I LOVE these!

Nicely done!

While I do admire the images as they are. I don't see the connection of Gender Boundaries. I see women who choose to do a job that men typically chose to do. See we have this thing called choice in America. And we all get to choose what we would like to do for a living. If a man becomes a hair dresser in a salon is he a "visionary" who challenges the norm? I would say not. Depicting women who do so called "non-traditional" work is a disservice to those women. I applaud them for choosing to go out and do what they wanted to do and not what the Media portrays for them.

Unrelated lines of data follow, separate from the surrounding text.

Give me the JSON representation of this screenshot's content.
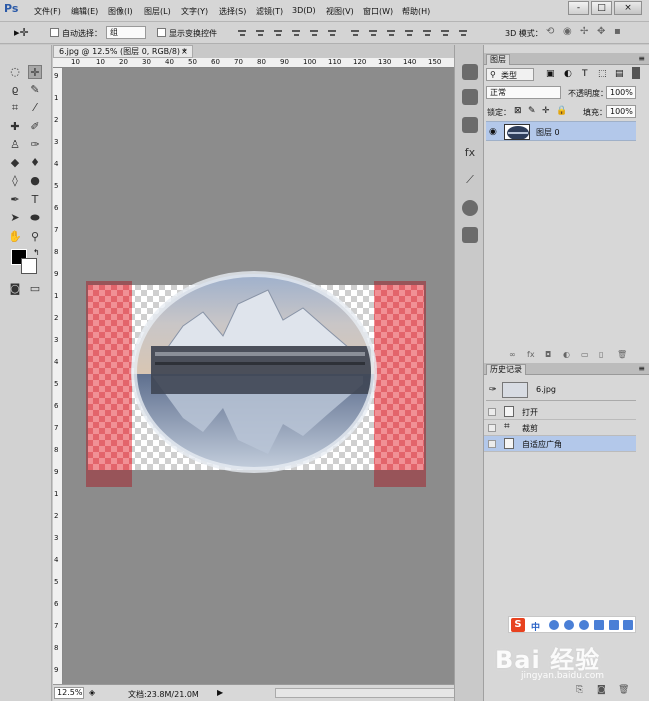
{
  "app": {
    "logo": "Ps"
  },
  "menu": [
    "文件(F)",
    "编辑(E)",
    "图像(I)",
    "图层(L)",
    "文字(Y)",
    "选择(S)",
    "滤镜(T)",
    "3D(D)",
    "视图(V)",
    "窗口(W)",
    "帮助(H)"
  ],
  "window_buttons": {
    "min": "-",
    "restore": "□",
    "close": "×"
  },
  "options": {
    "auto_select_label": "自动选择：",
    "auto_select_value": "组",
    "show_transform_label": "显示变换控件",
    "mode_3d_label": "3D 模式："
  },
  "document": {
    "tab_title": "6.jpg @ 12.5% (图层 0, RGB/8) *",
    "close": "×",
    "zoom": "12.5%",
    "doc_info": "文档:23.8M/21.0M"
  },
  "ruler_top": [
    "10",
    "10",
    "20",
    "30",
    "40",
    "50",
    "60",
    "70",
    "80",
    "90",
    "100",
    "110",
    "120",
    "130",
    "140",
    "150"
  ],
  "ruler_left": [
    "9",
    "1",
    "2",
    "3",
    "4",
    "5",
    "6",
    "7",
    "8",
    "9",
    "1",
    "2",
    "3",
    "4",
    "5",
    "6",
    "7",
    "8",
    "9",
    "1",
    "2",
    "3",
    "4",
    "5",
    "6",
    "7",
    "8",
    "9"
  ],
  "layers_panel": {
    "tab": "图层",
    "filter_kind": "类型",
    "blend_mode": "正常",
    "opacity_label": "不透明度：",
    "opacity_value": "100%",
    "lock_label": "锁定：",
    "fill_label": "填充：",
    "fill_value": "100%",
    "layers": [
      {
        "name": "图层 0",
        "visible": true
      }
    ]
  },
  "history_panel": {
    "tab": "历史记录",
    "snapshot": "6.jpg",
    "items": [
      "打开",
      "裁剪",
      "自适应广角"
    ],
    "selected_index": 2
  },
  "ime": {
    "logo": "S",
    "lang": "中"
  },
  "watermark": {
    "text": "Bai 经验",
    "sub": "jingyan.baidu.com"
  },
  "colors": {
    "workspace": "#8c8c8c",
    "selection": "#b3c8ea",
    "mask_red": "#e8545c"
  }
}
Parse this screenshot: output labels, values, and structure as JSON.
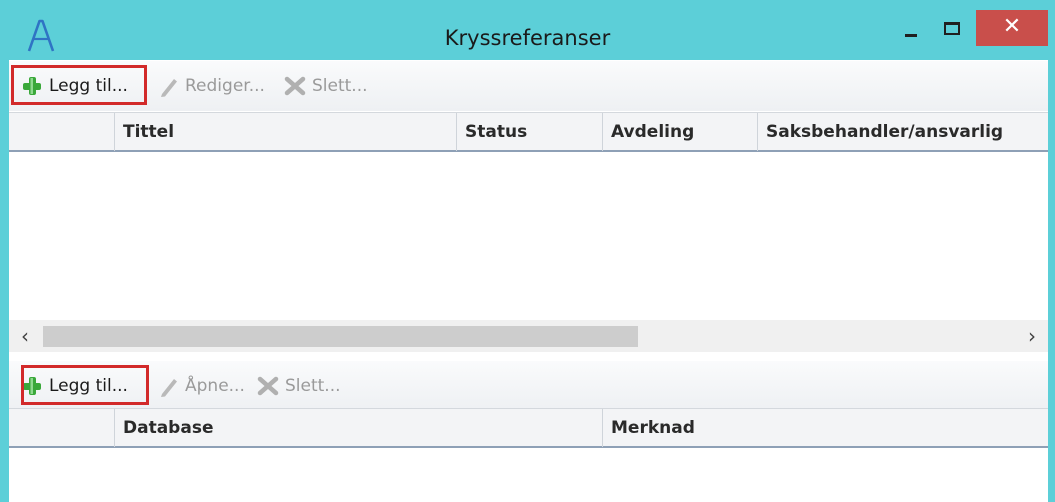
{
  "window": {
    "title": "Kryssreferanser",
    "accent_color": "#5ccfd8",
    "close_color": "#c94f4b",
    "icons": {
      "app": "app-logo-icon",
      "minimize": "minimize-icon",
      "maximize": "maximize-icon",
      "close": "close-icon"
    },
    "close_glyph": "✕"
  },
  "top_toolbar": {
    "add_label": "Legg til...",
    "edit_label": "Rediger...",
    "delete_label": "Slett...",
    "icons": {
      "add": "green-plus-icon",
      "edit": "pencil-icon",
      "delete": "gray-x-icon"
    },
    "highlight_color": "#d22a2a"
  },
  "top_grid": {
    "columns": [
      "",
      "Tittel",
      "Status",
      "Avdeling",
      "Saksbehandler/ansvarlig"
    ],
    "rows": []
  },
  "scrollbar": {
    "left_arrow": "‹",
    "right_arrow": "›"
  },
  "bottom_toolbar": {
    "add_label": "Legg til...",
    "open_label": "Åpne...",
    "delete_label": "Slett...",
    "icons": {
      "add": "green-plus-icon",
      "open": "pencil-icon",
      "delete": "gray-x-icon"
    }
  },
  "bottom_grid": {
    "columns": [
      "",
      "Database",
      "Merknad"
    ],
    "rows": []
  }
}
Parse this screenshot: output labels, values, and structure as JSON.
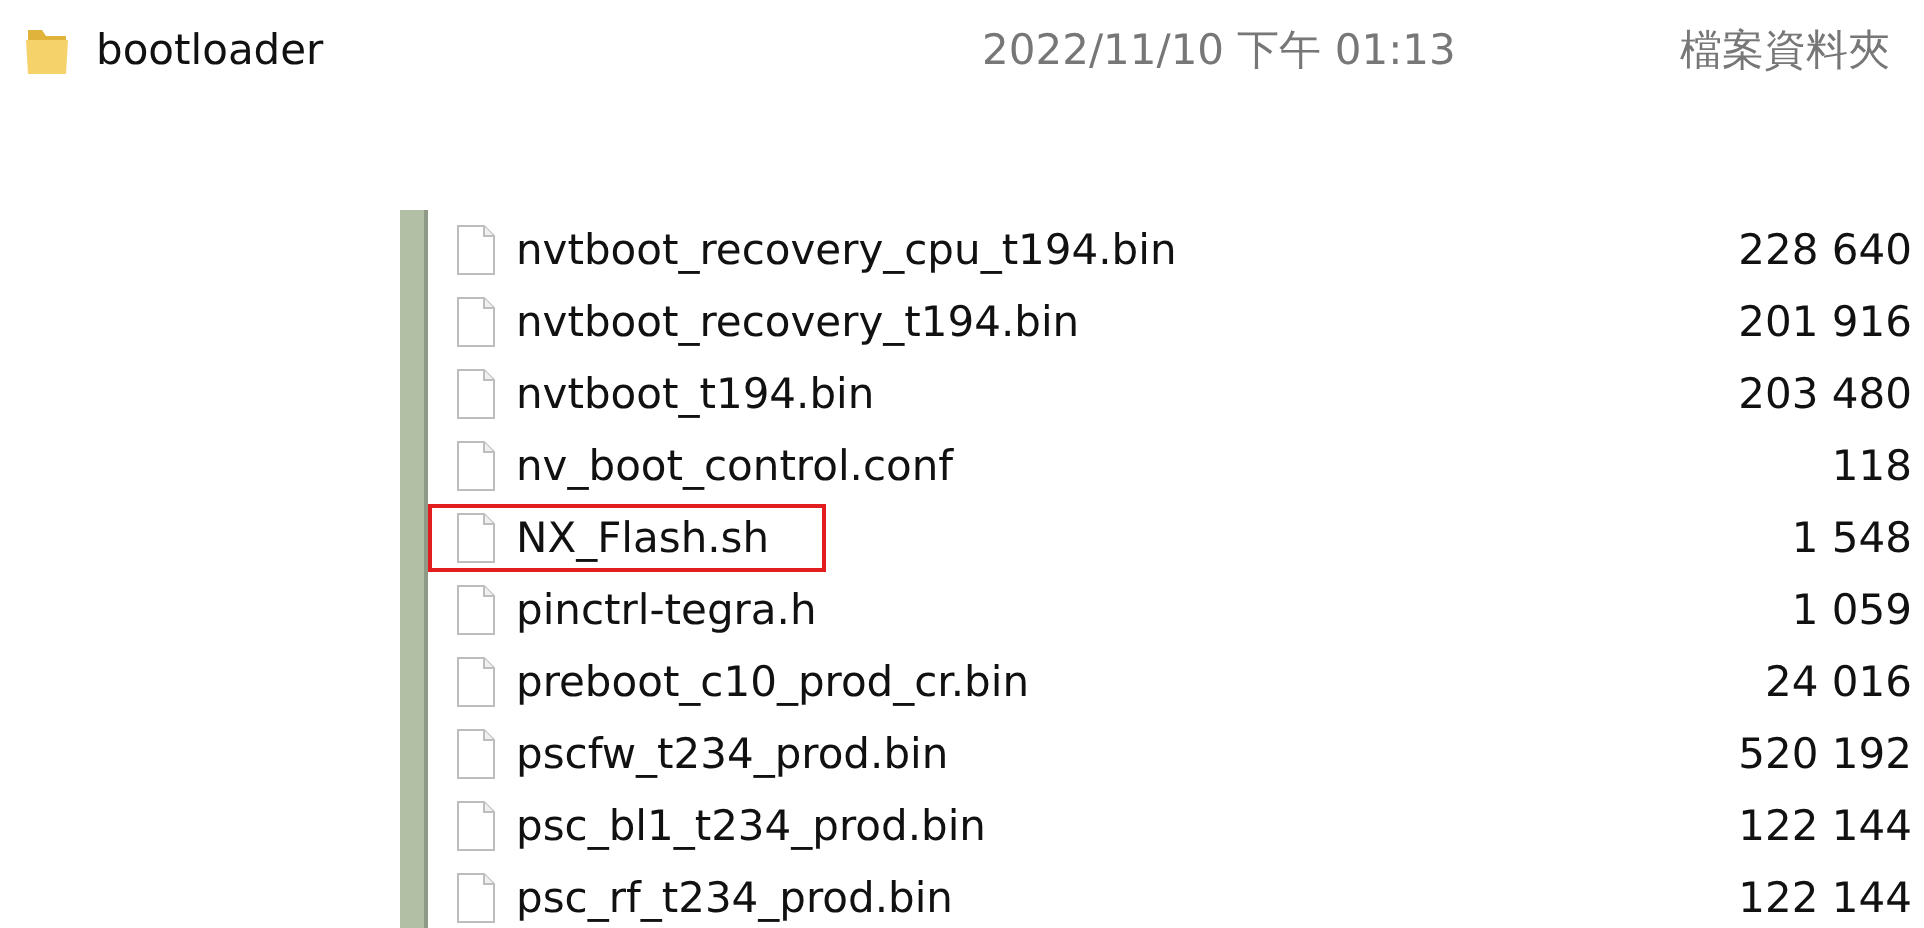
{
  "folder": {
    "name": "bootloader",
    "modified": "2022/11/10 下午 01:13",
    "type": "檔案資料夾"
  },
  "files": [
    {
      "name": "nvtboot_recovery_cpu_t194.bin",
      "size": "228 640",
      "highlighted": false
    },
    {
      "name": "nvtboot_recovery_t194.bin",
      "size": "201 916",
      "highlighted": false
    },
    {
      "name": "nvtboot_t194.bin",
      "size": "203 480",
      "highlighted": false
    },
    {
      "name": "nv_boot_control.conf",
      "size": "118",
      "highlighted": false
    },
    {
      "name": "NX_Flash.sh",
      "size": "1 548",
      "highlighted": true
    },
    {
      "name": "pinctrl-tegra.h",
      "size": "1 059",
      "highlighted": false
    },
    {
      "name": "preboot_c10_prod_cr.bin",
      "size": "24 016",
      "highlighted": false
    },
    {
      "name": "pscfw_t234_prod.bin",
      "size": "520 192",
      "highlighted": false
    },
    {
      "name": "psc_bl1_t234_prod.bin",
      "size": "122 144",
      "highlighted": false
    },
    {
      "name": "psc_rf_t234_prod.bin",
      "size": "122 144",
      "highlighted": false
    }
  ]
}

With out the context of the title, that dictates the narrative of the images, all I see is women who are working not the "OH MY, LOOK AT THOSE WOMEN DOING TYPICALLY MALE CENTRIC JOBS!"

Maybe that is because I see differently. Maybe because I don't look for adversity in the world that I live in. Maybe it is because the majority of the women I know work jobs that they want to do, not jobs that others think they should be doing.

While I applaude the creator of these images. Lets just be honest and say "hay, look at these wonderful women enjoying the jobs they choose to do, not because they want to buck some imaginary social construct, but because they wanted to do it.